Instead, we would argue that professional relationships are indeed changing, but rather than reverting to a bygone era of performance management, the emerging management style is more collaborative, with performance and development becoming the shared responsibility of manager and employee. This change is also reflected in recent changes to performance management that focus on more frequent, informal, two-way conversations.
In the past year or two, many organizations have radically reformed their approach to performance reviews, in some cases ditching them altogether, and in many cases keeping the review but getting rid of performance scores or ratings, as GE became the latest major employer to do in July. On the other hand, our research at CEB has found that removing ratings tends to diminish the quality of the review process and doesn’t help performance; others have questioned this new trend as well. Looking at all the changes going on in this field (and drawing heavily on CEB research!), Knowledge@Wharton considers what’s working, what’s not, and what the future holds for performance management:

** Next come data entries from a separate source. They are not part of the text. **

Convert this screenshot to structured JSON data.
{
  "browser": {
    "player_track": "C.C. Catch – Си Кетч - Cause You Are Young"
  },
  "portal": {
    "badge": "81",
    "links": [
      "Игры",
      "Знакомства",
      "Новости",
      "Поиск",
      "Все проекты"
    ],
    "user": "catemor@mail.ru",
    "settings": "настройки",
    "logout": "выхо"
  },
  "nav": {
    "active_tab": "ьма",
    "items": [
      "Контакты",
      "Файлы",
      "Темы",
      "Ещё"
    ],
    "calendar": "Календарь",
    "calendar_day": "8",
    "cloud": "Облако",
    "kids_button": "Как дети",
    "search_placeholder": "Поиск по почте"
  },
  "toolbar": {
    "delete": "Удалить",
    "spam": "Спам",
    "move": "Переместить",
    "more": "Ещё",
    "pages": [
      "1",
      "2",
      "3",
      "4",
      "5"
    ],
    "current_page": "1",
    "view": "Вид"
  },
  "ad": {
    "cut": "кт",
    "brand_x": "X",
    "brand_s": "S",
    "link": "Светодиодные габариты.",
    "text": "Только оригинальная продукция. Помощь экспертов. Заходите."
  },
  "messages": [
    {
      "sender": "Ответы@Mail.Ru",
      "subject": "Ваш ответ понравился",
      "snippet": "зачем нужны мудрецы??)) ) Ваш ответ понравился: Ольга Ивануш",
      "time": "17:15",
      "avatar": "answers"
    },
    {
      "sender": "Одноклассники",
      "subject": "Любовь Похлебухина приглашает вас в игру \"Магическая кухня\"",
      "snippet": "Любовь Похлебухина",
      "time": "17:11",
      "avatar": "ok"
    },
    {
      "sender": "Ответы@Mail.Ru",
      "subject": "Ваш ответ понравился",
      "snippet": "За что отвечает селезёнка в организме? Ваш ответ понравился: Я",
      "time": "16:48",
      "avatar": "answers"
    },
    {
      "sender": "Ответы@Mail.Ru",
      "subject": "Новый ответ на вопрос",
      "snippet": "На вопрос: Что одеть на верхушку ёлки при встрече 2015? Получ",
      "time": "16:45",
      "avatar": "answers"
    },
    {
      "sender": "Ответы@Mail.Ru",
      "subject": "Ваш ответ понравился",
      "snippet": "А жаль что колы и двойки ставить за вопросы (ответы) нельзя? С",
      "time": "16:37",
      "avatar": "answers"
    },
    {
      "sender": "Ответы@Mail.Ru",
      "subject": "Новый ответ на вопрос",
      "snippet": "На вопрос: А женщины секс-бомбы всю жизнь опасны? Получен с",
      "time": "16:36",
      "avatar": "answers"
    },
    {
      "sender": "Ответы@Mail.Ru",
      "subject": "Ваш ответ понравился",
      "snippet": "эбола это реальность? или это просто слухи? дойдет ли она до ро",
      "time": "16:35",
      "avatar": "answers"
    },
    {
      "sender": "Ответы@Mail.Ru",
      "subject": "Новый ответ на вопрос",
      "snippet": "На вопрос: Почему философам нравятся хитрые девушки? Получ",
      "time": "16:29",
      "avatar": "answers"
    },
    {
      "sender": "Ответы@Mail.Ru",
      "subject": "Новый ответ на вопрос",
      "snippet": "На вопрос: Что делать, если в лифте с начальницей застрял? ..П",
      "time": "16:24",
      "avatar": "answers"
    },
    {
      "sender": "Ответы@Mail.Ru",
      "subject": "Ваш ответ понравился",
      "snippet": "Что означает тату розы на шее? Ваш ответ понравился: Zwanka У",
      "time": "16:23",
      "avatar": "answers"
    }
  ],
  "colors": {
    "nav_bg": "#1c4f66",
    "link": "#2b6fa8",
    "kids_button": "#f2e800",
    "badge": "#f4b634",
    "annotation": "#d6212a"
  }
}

While the traditional annual performance review is surely dying, [Peter] Cappelli, who is also director of Wharton’s Center for Human Resources, has a wait-and-see attitude about whether employers will really create a different kind of relationship with employees, or end up doing less performance appraisal and replacing it with nothing instead.
“For a lot of companies that are thinking about this change, they are just copying what other companies are doing,” he says. “We will see a lot of false starts on this thing, and then they will discover their relationship with employees is worse off. The thing I would watch is to what extent this is an ideological battle. Is it all about the money, all about rewarding people — that [this is] how things get done, we have to punish the bad employee and fire them? Is it all about the economic incentive? Or is it much more about relationships and developing people and encouraging them to perform better? It’s an ideological divide that has to do with human nature. And to some extent that’s at the heart of this whole issue.” …